- In food production: the Green Revolution, where both India and China become net exporters of food.
- In transportation: The defeat of the Spanish Armada in 1588 paved the way for the Royal Navy to rule the seas until supplanted by the Germans and then the U.S. in World War II
- This will be expanded upon below.]
- The Scientific Revolution
- The Industrial Revolution
- Et Cetera …
New words, called, neologisms come from any number of sources, most prominently, the so-called -Lishes, combinations of English with the local languages of their former Colonies.
Perhaps the most prominent of these is Hinglish, the combination of English and the South Asian languages, primarily Hindu but also Urdu and Punjabi, among others. Hinglish has blossomed to the point where England is now a net importer of Hinglish words and phrases.
A few examples of new words from the Subcontinent include:
- Chuddies (panties)
- Prepone (the opposite of postpone)
- Fundoo (just as it sounds)
- Jai Ho! (Popularized worldwide from the movie Slumdog Millionaire)
- Badmash (Naughty)
These words join the thousand words of Indian origin currently found in the O.E.D, such as:
Other of the more prominent -Lishes include:
- Spanglish (Spanish and English)
- Taglish (Tagalog and English)
- Ozlish (Australian and English)
- Denglish (German and English)
- Poglish (Polish and English)
- And more than a dozen more
What Fields do New English Words Come From?
GLM’s Studies show that Most New English Words Come from a Relatively Small Number of Fields.

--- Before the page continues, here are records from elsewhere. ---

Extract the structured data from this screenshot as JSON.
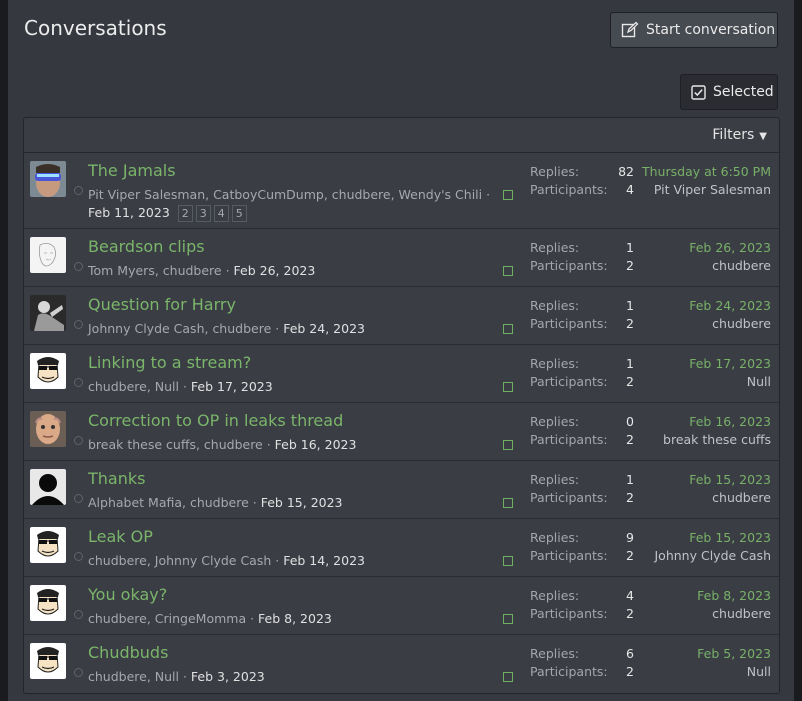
{
  "header": {
    "title": "Conversations",
    "start_label": "Start conversation",
    "selected_label": "Selected"
  },
  "filters": {
    "label": "Filters"
  },
  "conversations": [
    {
      "title": "The Jamals",
      "participants_text": "Pit Viper Salesman, CatboyCumDump, chudbere, Wendy's Chili",
      "date": "Feb 11, 2023",
      "pages": [
        "2",
        "3",
        "4",
        "5"
      ],
      "replies_label": "Replies:",
      "replies": "82",
      "participants_label": "Participants:",
      "participants_count": "4",
      "last_when": "Thursday at 6:50 PM",
      "last_who": "Pit Viper Salesman",
      "avatar": "sunglasses-man"
    },
    {
      "title": "Beardson clips",
      "participants_text": "Tom Myers, chudbere",
      "date": "Feb 26, 2023",
      "replies_label": "Replies:",
      "replies": "1",
      "participants_label": "Participants:",
      "participants_count": "2",
      "last_when": "Feb 26, 2023",
      "last_who": "chudbere",
      "avatar": "sketch"
    },
    {
      "title": "Question for Harry",
      "participants_text": "Johnny Clyde Cash, chudbere",
      "date": "Feb 24, 2023",
      "replies_label": "Replies:",
      "replies": "1",
      "participants_label": "Participants:",
      "participants_count": "2",
      "last_when": "Feb 24, 2023",
      "last_who": "chudbere",
      "avatar": "bw-photo"
    },
    {
      "title": "Linking to a stream?",
      "participants_text": "chudbere, Null",
      "date": "Feb 17, 2023",
      "replies_label": "Replies:",
      "replies": "1",
      "participants_label": "Participants:",
      "participants_count": "2",
      "last_when": "Feb 17, 2023",
      "last_who": "Null",
      "avatar": "cartoon-face"
    },
    {
      "title": "Correction to OP in leaks thread",
      "participants_text": "break these cuffs, chudbere",
      "date": "Feb 16, 2023",
      "replies_label": "Replies:",
      "replies": "0",
      "participants_label": "Participants:",
      "participants_count": "2",
      "last_when": "Feb 16, 2023",
      "last_who": "break these cuffs",
      "avatar": "bald-man"
    },
    {
      "title": "Thanks",
      "participants_text": "Alphabet Mafia, chudbere",
      "date": "Feb 15, 2023",
      "replies_label": "Replies:",
      "replies": "1",
      "participants_label": "Participants:",
      "participants_count": "2",
      "last_when": "Feb 15, 2023",
      "last_who": "chudbere",
      "avatar": "silhouette"
    },
    {
      "title": "Leak OP",
      "participants_text": "chudbere, Johnny Clyde Cash",
      "date": "Feb 14, 2023",
      "replies_label": "Replies:",
      "replies": "9",
      "participants_label": "Participants:",
      "participants_count": "2",
      "last_when": "Feb 15, 2023",
      "last_who": "Johnny Clyde Cash",
      "avatar": "cartoon-face"
    },
    {
      "title": "You okay?",
      "participants_text": "chudbere, CringeMomma",
      "date": "Feb 8, 2023",
      "replies_label": "Replies:",
      "replies": "4",
      "participants_label": "Participants:",
      "participants_count": "2",
      "last_when": "Feb 8, 2023",
      "last_who": "chudbere",
      "avatar": "cartoon-face"
    },
    {
      "title": "Chudbuds",
      "participants_text": "chudbere, Null",
      "date": "Feb 3, 2023",
      "replies_label": "Replies:",
      "replies": "6",
      "participants_label": "Participants:",
      "participants_count": "2",
      "last_when": "Feb 5, 2023",
      "last_who": "Null",
      "avatar": "cartoon-face"
    }
  ],
  "colors": {
    "accent_green": "#7ab56a",
    "panel": "#3a3d44",
    "background": "#35383f"
  },
  "icons": {
    "start": "edit-icon",
    "selected": "checkbox-icon",
    "filters": "caret-down-icon"
  }
}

- Technology – The underpinnings of the Web have been invented by a Brit, Sir Tim Berners-lee. The words here are HTML, URL, and

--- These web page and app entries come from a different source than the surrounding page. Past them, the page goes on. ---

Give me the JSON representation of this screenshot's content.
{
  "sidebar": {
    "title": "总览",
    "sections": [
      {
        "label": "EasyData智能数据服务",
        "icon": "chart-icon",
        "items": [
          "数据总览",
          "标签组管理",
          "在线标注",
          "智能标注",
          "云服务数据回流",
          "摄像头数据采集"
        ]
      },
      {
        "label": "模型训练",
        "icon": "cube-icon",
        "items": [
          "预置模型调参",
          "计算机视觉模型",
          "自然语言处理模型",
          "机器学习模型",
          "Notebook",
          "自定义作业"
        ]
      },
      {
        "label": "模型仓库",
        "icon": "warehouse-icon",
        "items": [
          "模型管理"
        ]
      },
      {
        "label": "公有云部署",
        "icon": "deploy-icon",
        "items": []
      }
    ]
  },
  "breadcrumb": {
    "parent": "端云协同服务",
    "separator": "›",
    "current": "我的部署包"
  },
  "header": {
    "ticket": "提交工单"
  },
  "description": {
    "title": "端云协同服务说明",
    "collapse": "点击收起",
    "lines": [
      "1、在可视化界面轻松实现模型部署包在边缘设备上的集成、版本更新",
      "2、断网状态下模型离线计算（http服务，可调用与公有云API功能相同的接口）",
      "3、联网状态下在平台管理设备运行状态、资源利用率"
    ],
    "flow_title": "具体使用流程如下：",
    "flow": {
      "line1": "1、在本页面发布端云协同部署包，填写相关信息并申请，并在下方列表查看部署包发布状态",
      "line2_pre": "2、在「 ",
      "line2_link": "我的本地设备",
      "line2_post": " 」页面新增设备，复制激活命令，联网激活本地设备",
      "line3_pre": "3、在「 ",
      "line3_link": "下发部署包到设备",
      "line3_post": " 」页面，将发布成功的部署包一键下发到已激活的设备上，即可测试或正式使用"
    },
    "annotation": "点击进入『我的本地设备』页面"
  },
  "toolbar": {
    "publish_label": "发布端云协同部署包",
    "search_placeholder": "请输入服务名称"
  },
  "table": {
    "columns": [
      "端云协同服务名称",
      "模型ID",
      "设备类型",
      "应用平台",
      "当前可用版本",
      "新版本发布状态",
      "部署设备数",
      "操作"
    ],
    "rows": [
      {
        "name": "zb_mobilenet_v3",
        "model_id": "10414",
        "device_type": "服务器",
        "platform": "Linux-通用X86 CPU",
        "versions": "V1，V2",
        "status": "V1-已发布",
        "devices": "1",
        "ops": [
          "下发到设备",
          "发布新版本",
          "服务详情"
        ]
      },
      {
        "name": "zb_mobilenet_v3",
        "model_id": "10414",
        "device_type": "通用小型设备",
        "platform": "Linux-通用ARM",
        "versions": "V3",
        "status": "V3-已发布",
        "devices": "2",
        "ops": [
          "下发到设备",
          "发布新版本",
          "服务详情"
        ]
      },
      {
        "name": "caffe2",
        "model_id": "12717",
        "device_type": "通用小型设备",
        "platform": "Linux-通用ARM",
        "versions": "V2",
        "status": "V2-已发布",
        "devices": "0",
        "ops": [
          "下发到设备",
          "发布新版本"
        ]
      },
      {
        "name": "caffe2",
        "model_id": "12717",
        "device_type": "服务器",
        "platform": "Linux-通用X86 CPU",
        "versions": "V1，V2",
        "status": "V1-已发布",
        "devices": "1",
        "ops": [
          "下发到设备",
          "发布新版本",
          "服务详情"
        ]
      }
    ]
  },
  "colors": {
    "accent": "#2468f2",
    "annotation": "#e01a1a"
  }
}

- Hollywords – Unfortunately for the UK, there are many words generated every year from Hollywood, and a smaller but steady number from Bollywood. A third source is the booming Independent film scene scattered in a dozen or so locations around the world.
- Theatre: Andrew Lloyd Webber – His most clever phrases are from T.S. Elliot and the Gospels.
- Global Call Centers – Particularly in India and the Philippines,
[End of Excerpt.]
advanced orders For Copies of the Report when published can be ordered by emailing PJJP@Post.Harvard.edu with “English as an English-language Word Generator” in the title.